_Exercise directions_
Look through the entries below and say how many lines contain the string "area". Give the number only.

····················

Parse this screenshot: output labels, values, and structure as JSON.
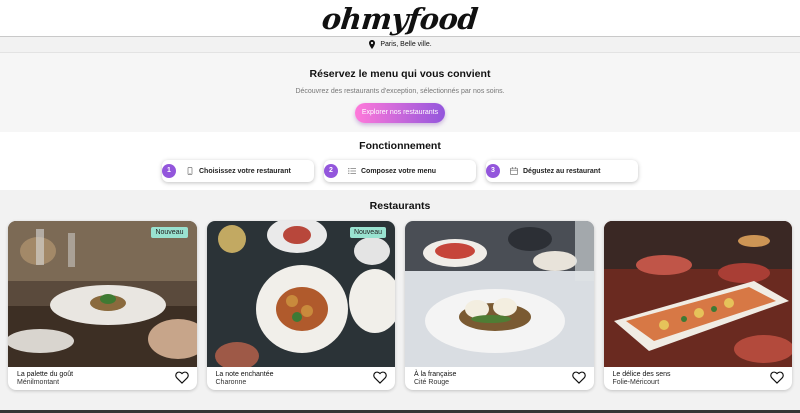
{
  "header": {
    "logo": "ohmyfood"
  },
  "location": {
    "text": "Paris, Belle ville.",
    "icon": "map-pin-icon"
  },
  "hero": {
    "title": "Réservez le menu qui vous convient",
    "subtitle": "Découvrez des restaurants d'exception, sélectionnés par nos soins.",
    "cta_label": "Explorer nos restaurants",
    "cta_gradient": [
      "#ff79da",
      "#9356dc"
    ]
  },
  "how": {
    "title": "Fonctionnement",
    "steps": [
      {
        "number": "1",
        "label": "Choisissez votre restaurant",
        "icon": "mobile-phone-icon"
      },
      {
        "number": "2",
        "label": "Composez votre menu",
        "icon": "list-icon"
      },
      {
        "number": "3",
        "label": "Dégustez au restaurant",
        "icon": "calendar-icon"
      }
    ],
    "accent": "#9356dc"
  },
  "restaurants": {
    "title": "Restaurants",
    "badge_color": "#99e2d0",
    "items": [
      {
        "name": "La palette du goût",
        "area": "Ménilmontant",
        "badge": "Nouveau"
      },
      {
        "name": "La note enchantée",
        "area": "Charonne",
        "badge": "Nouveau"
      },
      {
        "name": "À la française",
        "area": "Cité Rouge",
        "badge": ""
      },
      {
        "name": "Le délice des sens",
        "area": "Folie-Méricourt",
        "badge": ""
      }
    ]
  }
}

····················

_Answer box_
4